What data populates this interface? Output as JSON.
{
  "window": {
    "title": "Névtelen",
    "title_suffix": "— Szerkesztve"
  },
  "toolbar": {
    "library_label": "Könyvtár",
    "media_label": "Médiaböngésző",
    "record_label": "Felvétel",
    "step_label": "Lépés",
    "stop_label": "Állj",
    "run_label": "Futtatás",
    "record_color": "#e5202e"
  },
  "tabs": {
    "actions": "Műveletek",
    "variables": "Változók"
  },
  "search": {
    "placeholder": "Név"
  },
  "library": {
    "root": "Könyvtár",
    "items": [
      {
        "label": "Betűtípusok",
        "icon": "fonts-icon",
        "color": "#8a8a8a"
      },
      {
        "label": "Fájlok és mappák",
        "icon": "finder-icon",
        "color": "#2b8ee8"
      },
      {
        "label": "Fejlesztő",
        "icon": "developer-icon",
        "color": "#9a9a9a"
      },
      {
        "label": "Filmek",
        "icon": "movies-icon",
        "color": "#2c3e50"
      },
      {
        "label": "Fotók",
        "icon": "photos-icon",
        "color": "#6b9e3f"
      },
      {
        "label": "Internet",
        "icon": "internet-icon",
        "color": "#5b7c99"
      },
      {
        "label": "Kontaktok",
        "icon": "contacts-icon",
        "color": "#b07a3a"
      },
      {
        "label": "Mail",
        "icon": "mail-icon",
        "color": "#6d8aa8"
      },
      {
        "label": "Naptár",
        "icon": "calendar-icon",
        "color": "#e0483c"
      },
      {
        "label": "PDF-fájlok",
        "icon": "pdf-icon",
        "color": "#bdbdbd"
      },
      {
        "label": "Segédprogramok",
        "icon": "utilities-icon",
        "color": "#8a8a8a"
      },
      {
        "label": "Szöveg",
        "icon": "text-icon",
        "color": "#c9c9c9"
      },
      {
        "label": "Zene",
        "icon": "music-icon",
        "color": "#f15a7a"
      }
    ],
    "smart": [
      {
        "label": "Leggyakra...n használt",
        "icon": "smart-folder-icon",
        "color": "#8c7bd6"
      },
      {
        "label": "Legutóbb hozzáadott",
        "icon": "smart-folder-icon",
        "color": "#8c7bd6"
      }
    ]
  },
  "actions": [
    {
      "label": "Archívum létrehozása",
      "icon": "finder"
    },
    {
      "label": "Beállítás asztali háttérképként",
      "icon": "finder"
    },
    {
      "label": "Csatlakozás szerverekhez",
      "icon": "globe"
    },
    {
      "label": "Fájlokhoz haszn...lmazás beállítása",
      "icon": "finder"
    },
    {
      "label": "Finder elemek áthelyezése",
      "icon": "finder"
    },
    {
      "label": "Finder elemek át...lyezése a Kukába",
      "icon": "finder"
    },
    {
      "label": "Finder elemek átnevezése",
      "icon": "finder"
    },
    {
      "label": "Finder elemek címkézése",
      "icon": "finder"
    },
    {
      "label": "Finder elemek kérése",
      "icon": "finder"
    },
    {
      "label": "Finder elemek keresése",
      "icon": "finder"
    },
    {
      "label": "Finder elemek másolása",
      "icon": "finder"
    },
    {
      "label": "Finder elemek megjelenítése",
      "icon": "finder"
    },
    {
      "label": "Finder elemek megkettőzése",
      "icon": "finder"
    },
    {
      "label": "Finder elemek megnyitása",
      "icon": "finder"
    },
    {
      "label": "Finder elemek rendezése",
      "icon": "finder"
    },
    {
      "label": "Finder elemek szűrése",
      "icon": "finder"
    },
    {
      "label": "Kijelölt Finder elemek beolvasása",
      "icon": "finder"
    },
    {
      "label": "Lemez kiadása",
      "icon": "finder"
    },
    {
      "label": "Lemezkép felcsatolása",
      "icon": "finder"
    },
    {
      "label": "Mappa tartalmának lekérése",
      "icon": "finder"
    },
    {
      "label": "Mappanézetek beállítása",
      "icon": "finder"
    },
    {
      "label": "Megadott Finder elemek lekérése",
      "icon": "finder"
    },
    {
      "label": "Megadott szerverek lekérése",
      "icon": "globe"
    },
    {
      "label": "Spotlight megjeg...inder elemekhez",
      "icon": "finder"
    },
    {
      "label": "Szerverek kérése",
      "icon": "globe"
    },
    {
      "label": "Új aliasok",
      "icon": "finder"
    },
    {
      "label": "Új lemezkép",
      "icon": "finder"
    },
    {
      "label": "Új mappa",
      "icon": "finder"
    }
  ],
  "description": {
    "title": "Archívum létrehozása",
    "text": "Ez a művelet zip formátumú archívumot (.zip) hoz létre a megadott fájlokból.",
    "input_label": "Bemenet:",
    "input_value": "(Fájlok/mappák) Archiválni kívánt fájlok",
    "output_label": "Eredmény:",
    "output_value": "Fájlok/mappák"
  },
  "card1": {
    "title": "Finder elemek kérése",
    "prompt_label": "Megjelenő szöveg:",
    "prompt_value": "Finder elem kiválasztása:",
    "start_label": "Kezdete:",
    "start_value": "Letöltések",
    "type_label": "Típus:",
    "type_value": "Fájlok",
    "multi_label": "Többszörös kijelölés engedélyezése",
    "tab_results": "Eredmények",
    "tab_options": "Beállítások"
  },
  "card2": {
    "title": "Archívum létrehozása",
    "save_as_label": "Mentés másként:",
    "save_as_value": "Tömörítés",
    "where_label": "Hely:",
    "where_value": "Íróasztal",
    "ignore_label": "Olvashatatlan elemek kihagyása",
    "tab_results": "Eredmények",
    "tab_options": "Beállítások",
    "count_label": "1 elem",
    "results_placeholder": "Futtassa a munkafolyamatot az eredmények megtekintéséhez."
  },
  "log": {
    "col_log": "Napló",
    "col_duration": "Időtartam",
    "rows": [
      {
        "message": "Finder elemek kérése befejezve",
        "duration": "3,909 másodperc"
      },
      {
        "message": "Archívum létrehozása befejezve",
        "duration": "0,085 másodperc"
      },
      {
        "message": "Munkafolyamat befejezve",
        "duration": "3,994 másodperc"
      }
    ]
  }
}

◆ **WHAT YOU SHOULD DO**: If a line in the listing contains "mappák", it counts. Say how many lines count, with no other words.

◆ **FINAL ANSWER**: 3